---- INPUT RECORDS

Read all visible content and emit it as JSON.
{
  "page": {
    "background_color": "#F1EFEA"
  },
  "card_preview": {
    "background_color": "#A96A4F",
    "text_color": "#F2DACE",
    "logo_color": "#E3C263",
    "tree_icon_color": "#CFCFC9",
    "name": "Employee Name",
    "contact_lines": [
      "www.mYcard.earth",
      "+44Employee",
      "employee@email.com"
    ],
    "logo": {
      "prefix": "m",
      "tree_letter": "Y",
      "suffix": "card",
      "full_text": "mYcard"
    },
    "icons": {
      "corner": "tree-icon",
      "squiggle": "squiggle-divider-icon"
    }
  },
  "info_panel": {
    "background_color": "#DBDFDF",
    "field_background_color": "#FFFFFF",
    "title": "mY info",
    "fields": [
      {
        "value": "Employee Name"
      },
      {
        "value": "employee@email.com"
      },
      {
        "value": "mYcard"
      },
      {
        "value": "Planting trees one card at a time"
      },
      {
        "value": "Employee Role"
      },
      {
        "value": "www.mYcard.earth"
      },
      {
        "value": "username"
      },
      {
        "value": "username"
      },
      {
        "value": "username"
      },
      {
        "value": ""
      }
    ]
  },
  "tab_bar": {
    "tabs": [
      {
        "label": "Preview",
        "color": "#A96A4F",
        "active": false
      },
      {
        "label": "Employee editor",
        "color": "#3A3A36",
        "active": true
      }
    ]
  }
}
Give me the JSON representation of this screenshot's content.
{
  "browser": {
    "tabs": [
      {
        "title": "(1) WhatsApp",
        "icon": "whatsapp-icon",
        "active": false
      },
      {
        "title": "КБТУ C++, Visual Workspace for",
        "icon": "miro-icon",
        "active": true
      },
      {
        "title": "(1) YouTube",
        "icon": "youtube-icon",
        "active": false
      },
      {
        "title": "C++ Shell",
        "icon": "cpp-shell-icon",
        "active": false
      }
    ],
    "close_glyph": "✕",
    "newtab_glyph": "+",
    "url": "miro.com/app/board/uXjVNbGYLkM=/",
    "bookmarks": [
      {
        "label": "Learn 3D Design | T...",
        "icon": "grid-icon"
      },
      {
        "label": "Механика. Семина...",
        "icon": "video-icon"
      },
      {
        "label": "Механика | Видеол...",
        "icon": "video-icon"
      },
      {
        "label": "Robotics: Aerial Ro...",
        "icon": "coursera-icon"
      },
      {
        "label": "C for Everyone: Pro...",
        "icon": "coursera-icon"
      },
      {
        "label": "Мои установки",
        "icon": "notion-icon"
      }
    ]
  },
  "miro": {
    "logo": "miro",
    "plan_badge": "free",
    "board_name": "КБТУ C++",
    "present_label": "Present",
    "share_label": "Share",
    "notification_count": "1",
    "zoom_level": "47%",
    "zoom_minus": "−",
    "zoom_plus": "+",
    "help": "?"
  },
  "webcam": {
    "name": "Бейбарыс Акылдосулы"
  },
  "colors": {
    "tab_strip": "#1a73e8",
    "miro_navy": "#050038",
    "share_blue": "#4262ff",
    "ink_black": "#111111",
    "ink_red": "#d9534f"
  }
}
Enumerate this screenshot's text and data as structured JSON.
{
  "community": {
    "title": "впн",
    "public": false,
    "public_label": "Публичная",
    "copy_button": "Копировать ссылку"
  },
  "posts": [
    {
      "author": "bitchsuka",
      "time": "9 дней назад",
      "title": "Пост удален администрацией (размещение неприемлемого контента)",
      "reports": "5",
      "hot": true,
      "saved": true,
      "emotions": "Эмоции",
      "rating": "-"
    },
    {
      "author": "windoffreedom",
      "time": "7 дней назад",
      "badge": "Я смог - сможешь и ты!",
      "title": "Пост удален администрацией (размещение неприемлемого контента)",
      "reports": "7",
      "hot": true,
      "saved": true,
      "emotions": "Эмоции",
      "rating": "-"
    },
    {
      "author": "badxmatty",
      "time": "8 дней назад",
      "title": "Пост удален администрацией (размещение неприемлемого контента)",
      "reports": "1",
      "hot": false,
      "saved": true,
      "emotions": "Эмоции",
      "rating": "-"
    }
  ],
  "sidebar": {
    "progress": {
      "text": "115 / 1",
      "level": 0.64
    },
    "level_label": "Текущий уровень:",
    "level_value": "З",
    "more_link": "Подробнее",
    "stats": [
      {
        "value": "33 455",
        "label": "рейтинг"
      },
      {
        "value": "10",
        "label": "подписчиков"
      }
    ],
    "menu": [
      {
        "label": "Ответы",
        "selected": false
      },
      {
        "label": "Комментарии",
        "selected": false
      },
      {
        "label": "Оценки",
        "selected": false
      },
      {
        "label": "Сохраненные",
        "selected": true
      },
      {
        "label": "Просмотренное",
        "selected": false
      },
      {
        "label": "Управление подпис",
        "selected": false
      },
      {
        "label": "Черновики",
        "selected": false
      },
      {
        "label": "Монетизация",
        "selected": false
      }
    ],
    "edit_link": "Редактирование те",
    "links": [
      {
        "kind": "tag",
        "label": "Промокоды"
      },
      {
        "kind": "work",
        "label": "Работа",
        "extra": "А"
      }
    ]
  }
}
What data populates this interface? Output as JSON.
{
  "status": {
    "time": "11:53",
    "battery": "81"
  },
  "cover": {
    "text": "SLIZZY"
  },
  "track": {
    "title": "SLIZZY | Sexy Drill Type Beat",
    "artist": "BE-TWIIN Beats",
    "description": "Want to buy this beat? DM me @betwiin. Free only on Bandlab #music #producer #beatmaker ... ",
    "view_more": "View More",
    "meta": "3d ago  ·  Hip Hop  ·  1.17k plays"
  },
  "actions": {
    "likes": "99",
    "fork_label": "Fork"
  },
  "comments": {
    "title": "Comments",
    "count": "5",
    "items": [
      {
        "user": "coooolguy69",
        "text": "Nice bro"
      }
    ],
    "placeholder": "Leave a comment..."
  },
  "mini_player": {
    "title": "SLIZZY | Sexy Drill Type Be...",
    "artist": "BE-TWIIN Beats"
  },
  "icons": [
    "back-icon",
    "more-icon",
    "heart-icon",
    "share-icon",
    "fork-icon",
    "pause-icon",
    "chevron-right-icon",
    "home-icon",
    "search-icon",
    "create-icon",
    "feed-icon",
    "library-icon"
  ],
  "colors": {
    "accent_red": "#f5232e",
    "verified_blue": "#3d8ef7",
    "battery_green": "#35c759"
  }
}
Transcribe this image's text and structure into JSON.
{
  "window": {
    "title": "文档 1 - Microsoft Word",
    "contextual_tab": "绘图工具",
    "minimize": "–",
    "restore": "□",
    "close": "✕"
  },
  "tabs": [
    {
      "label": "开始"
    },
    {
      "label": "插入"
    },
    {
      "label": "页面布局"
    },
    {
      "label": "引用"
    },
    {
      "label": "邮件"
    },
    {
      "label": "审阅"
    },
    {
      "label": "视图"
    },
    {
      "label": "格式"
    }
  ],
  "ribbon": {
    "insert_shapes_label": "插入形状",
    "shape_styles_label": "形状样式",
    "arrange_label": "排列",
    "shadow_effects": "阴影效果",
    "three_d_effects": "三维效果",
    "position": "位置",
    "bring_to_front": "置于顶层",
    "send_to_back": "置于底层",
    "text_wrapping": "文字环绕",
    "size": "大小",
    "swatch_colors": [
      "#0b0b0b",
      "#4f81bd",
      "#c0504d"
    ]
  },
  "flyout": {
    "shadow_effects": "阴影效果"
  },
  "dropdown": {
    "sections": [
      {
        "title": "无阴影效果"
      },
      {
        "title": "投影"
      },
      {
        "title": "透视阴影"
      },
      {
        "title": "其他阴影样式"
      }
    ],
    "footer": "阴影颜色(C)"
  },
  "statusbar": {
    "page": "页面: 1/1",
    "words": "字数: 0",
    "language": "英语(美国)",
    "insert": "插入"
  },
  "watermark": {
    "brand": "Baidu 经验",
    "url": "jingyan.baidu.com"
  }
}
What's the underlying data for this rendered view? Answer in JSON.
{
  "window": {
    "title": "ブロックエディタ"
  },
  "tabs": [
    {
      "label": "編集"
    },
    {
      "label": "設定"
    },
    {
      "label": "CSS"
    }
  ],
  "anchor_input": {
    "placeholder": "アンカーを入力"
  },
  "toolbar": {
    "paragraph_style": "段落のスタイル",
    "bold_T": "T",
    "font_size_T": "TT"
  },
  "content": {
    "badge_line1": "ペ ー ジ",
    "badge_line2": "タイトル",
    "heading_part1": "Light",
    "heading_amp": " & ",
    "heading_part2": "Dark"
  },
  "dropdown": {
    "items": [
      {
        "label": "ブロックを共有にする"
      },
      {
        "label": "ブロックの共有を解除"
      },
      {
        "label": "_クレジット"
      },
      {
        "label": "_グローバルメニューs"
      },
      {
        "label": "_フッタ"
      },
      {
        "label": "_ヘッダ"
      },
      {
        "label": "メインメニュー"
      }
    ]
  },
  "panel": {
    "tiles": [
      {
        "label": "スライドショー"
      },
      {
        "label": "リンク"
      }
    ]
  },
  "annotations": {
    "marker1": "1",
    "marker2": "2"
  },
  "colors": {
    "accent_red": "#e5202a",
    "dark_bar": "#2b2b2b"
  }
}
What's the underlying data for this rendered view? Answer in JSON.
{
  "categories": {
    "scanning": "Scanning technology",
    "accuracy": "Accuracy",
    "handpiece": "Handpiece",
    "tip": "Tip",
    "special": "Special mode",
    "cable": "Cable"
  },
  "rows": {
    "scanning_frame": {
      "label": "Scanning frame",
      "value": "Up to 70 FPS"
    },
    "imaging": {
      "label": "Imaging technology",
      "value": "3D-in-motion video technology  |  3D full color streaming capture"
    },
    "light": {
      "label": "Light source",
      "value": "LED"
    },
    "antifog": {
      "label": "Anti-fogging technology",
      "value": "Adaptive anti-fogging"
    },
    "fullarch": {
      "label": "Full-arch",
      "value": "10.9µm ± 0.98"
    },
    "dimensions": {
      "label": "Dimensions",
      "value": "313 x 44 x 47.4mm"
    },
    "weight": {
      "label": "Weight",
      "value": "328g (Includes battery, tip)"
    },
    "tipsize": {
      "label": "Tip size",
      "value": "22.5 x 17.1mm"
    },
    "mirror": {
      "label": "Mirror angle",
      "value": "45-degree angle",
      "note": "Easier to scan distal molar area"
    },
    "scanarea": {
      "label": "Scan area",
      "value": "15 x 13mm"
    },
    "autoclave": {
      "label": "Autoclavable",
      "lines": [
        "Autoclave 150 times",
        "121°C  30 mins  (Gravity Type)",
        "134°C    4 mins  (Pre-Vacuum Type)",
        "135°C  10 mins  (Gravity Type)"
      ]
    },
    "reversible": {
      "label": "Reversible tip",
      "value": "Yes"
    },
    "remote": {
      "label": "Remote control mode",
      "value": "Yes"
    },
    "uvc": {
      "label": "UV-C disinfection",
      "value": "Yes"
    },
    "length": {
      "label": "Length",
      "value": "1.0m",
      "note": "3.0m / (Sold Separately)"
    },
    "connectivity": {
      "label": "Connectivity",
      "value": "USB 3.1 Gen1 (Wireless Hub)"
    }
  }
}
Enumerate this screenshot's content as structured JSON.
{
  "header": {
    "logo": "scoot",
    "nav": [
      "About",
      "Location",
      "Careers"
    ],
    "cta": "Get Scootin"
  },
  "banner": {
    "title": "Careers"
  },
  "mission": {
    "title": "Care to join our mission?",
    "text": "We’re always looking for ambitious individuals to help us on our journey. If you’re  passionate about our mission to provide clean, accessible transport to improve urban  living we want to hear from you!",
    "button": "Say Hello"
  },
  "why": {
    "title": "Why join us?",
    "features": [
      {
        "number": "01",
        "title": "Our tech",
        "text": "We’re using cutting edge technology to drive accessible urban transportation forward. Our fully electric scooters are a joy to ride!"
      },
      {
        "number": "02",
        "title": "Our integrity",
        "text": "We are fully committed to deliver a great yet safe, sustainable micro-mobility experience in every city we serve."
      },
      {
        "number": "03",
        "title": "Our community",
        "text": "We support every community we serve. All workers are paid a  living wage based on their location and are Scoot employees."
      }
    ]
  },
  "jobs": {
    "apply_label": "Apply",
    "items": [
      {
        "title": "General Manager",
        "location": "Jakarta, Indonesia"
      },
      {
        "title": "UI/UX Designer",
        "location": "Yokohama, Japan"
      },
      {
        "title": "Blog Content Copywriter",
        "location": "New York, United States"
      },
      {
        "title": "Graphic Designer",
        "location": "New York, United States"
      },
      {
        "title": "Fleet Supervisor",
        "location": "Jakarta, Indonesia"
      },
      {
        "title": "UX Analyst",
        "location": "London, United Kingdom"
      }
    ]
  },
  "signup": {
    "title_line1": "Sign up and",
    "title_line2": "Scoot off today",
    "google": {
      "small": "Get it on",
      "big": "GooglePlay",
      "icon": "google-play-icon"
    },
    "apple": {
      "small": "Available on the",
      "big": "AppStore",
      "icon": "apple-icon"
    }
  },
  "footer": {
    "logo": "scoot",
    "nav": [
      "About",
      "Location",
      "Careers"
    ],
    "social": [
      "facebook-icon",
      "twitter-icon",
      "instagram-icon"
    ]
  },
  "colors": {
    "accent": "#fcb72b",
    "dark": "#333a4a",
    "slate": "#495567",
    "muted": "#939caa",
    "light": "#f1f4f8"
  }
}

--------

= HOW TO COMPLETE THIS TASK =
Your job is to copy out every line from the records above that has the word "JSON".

= RESULT OF THE TASK =
Read all visible content and emit it as JSON.
Give me the JSON representation of this screenshot's content.
Enumerate this screenshot's text and data as structured JSON.
What data populates this interface? Output as JSON.
Transcribe this image's text and structure into JSON.
What's the underlying data for this rendered view? Answer in JSON.
What's the underlying data for this rendered view? Answer in JSON.
Enumerate this screenshot's content as structured JSON.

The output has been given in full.